Post by TechnoEngineer » Wed Feb 25, 2009 5:03 pm

Recently I've been reading this (I'm sure someone on this forum recommended it - though I can't find it):

Hypothermia, Frostbite and Other Cold Injuries: Prevention, Survival, Rescue and Treatment

Image

It is an excellent book, lots of information such as the ideal location on the body to apply heat, some information for medical practitioners that goes over your head, and some other interesting material such as how to escape from a sinking car and how to escape from a hole in ice.

Three things in particular that stood out for me:

1) the principle of convection - when you blow on something, you're forcing increased heat loss from a hot object by replacing the warm surroundings with cold. Frantically flapping your arms/legs about in cold water has a similar effect (better to adopt the HELP position and shiver).

2) feeding a shivering victim with sugary snacks to continue to fuel shivering

3) keeping a victim's body horizontal
XL-Burn-3 / Monstar / Kodiak / My Videos

burpblade
Posts: 25
Joined: Sun Jan 25, 2009 11:23 pm
Location: USA

Re: Cold water survival....^

Post by burpblade » Thu Feb 26, 2009 2:24 am

.....he expected to lose the use of his hands in 3 minutes.
Yup, a dry suit and under-layers will keep you going for hours, even at +5 eg C, but, having done a bit of professionally supervised bobbing around in cold water I agree that the hands can be a problem. A knowledge of the words and actions to "Underneath the spreading chestnut tree" will help though. ;-)

Ian_Montrose
Posts: 281
Joined: Tue Jun 17, 2008 9:16 am
Location: Montrose, East Scotland

Re:

Post by Ian_Montrose » Sun Mar 01, 2009 9:16 pm
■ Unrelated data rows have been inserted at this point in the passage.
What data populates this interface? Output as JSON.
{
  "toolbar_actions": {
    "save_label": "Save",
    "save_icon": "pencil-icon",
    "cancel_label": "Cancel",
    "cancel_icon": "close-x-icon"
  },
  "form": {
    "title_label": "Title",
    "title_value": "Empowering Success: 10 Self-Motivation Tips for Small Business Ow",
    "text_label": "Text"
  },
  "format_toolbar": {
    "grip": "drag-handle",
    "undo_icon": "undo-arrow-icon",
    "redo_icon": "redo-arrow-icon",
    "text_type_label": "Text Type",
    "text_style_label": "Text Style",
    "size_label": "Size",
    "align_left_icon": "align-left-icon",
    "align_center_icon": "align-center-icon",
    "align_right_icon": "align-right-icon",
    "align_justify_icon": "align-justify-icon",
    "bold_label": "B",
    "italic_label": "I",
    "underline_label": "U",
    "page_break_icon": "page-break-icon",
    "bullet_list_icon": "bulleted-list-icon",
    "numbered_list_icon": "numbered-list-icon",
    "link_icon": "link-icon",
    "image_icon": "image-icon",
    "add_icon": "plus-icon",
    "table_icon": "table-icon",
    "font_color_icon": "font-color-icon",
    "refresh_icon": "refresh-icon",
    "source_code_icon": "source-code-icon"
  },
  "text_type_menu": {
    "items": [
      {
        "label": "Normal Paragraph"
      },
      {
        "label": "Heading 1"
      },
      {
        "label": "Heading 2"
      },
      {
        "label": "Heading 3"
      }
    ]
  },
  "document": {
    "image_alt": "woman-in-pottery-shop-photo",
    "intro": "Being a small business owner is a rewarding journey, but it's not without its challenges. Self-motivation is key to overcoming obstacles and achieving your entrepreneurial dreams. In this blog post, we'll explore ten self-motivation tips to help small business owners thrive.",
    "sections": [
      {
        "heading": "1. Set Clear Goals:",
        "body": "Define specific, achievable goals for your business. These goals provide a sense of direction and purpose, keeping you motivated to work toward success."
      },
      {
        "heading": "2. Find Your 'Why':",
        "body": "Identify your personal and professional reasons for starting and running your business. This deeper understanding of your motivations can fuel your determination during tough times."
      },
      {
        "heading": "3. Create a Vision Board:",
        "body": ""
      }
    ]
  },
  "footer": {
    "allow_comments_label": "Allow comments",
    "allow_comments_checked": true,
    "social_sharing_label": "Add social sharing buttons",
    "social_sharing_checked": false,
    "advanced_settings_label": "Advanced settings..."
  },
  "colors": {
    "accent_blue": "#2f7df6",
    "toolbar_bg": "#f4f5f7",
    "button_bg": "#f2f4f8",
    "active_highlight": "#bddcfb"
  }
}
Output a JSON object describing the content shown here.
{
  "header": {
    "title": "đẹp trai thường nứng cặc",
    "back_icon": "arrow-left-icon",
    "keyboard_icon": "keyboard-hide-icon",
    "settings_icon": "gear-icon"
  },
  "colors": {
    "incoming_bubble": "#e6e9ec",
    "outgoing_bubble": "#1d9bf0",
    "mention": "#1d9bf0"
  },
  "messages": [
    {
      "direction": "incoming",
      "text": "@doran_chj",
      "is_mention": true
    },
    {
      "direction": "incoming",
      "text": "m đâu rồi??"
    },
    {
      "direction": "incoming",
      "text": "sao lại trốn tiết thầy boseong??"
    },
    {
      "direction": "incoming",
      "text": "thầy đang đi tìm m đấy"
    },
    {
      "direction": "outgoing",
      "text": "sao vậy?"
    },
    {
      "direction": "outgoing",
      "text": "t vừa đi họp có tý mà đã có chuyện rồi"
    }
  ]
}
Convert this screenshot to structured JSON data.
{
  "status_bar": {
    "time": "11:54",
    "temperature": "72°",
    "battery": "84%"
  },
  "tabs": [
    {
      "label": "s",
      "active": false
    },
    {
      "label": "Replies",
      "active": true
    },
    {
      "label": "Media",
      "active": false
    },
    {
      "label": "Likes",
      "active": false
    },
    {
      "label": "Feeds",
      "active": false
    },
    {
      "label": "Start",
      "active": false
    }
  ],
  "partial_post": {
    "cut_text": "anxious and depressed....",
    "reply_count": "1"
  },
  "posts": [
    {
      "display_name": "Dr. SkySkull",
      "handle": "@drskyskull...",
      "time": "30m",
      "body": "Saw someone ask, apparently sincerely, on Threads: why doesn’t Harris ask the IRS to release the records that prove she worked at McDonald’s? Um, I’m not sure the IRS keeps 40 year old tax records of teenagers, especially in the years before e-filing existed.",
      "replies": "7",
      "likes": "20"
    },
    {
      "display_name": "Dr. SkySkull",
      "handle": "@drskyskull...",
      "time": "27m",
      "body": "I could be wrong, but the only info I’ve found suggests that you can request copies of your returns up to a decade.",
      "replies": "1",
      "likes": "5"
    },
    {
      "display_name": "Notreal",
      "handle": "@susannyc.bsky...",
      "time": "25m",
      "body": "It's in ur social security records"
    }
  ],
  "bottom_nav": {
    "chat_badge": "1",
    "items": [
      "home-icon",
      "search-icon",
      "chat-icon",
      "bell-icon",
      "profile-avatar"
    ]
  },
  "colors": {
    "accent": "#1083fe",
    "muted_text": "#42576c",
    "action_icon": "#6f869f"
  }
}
Mark R wrote:
OGB wrote:I haven't read the Golden bible. Be grateful for a resume from someone who has.
Well ... any book that can be summarised is a paragraph probably isn't worth reading. This one is.
I'm currently about 2/3rds of the way through Essentials of Sea Survival and would also recommend it. It's fairly academic in its approach and I don't feel qualified to summarise it considering the importance of the subject matter, but It's opened my eyes to the variety of threats quite considerably. I would suggest that anyone who thinks a drysuit is the be-all and end-all of cold water survival makes a point of reading this book.

Post Reply